Directed by: David Robert Mitchell
Written by: David Robert Mitchell
Starring: Andrew Garfield, Riley Keough, Topher Grace, Callie Hernandez, Don McManus
Sometimes coincidences don’t mean anything unless they take part in some grand conspiracy that encompasses everything in pop culture and the way everyone perceives the world. It can only be one or the other and through incredible manipulation, Under the Silver Lake chooses the latter. It results in a story that continues to down a rabbit hole of signs and events that could be all interconnected or simply be part of a guy just losing his mind. That decision lands on each individual audience member to render, but the sheer attempt of creating this film makes it impossible for me not to enjoy it.
With nothing really meaningful going for him, Sam (Andrew Garfield) needs something to jolt his obsession with conspiracy theories. This occurs when he meets one of his neighbors, who he spends some time with and then mysteriously disappears without saying a word. This leads Sam down a journey where he questions everything he ever knew and encounters a vast amount of colorful characters in the process.
It’s really hard to talk about what happens in this film without giving away many of the insane reveals that occur throughout the story. It should be experienced with as little knowledge as possible because the directions it goes in honestly presents the most unpredictable set of sequences I have seen in films for a long time. Part of that unpredictability reveals the story’s absurdity. Under the Silver Lake makes not only its protagonist question the reality of his experiences but also the audience. There are moments where I was left shaking my head saying, “there is no way that is actually happening.” Several moments, in fact, where I uttered that phrase throughout the runtime of this film. That might be a small critique of the story because the stakes feel weak due to some of the unbelievable aspects of the story. It works for me because it sucked me into the rabbit hole of trying to figure what in the world happened, just like Sam.

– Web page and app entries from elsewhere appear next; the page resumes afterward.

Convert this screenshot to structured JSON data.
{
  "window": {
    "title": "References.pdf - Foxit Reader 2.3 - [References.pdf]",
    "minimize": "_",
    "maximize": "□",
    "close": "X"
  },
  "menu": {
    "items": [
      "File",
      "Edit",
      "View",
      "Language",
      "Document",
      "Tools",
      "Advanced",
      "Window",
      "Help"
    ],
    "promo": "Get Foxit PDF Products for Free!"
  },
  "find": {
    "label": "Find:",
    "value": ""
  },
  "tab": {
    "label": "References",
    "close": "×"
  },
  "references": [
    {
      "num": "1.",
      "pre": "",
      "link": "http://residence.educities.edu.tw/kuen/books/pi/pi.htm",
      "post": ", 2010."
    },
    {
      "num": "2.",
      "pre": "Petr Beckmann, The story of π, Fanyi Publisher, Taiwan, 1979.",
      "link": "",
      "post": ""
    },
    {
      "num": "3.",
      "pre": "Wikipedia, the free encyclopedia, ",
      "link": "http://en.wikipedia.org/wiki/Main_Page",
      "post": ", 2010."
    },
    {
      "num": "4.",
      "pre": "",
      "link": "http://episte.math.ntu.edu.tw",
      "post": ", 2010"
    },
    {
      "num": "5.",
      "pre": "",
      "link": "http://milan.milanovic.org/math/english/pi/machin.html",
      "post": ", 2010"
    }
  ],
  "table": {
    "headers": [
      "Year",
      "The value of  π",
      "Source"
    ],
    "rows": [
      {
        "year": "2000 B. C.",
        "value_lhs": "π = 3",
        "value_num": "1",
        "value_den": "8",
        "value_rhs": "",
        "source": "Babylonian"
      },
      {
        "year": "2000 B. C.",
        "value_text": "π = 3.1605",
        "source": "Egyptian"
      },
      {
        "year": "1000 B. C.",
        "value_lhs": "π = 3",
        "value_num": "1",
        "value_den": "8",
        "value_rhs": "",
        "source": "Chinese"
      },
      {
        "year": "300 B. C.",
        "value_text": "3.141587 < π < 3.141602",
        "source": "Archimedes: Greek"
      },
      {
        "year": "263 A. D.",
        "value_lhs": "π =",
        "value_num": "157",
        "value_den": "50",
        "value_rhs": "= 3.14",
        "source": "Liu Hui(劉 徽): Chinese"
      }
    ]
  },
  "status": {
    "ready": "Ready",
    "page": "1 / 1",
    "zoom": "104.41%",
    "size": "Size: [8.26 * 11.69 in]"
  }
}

This film works as a thematic level when condemning Sam and his very obsessive nature. Sam shows an utter disregard for anything that does not surround his quest to finding answers to his mystery. He does not work nor does he pay his rent. When given multiple opportunities to fix everything, he throws it away to continue this pursuit that could lead him anywhere. It’s a criticism of the type of guys that feel like there’s something bigger out there for them and see every little thing in the world as an interconnected web that somehow has to deal with their specific experience. Through this pursuit, he loses touch with all of his other relationships and any bonds formed in the past. He becomes so completely enraptured by finding out this mystery and nothing else truly matters for him.
The 2010s decade has been a breakout decade for Andrew Garfield as he first popped onto the scene in The Social Network and then took over the mantle of the web-slinger in the two Amazing Spider-Man movies. Despite his jump into mainstream filmmaking, he has spent the latter half of the decade working with smaller and weirder pictures, which include Silence and now this film. With the character of Sam, he does something I have not seen him before as an actor, which is portraying a total asshole in every sense. It shows the development of Garfield’s range and how he continually improves as an actor. He takes the opportunity to expand his brand in taking a role like this and I hope he continues to do so in the future because he delivers the goods in this film. He was nearly unrecognizable for me through the behaviors and the off-screen persona that he has built for himself.
Neo-noir would certainly be the proper genre classification for this story because of its mystery elements and the idea of the mysterious women throughout there to allude the protagonist. Every other character that isn’t the protagonist represents someone that can help him further his goal of uncovering the conspiracy theory, which creates a natural distrust between the audience and everyone else. The way Los Angeles comes to life in this film shows a different side I have not really experienced in other films. Its comedic moments are layered between some weirdly horror-tinged vignettes. Under the Silver Lake has everything but comes together rather sloppily, as it requires some serious suspension of disbelief to fully be invested in this journey. I was able to do that and fiercely enjoyed all of the madness that ensues in this oddball film.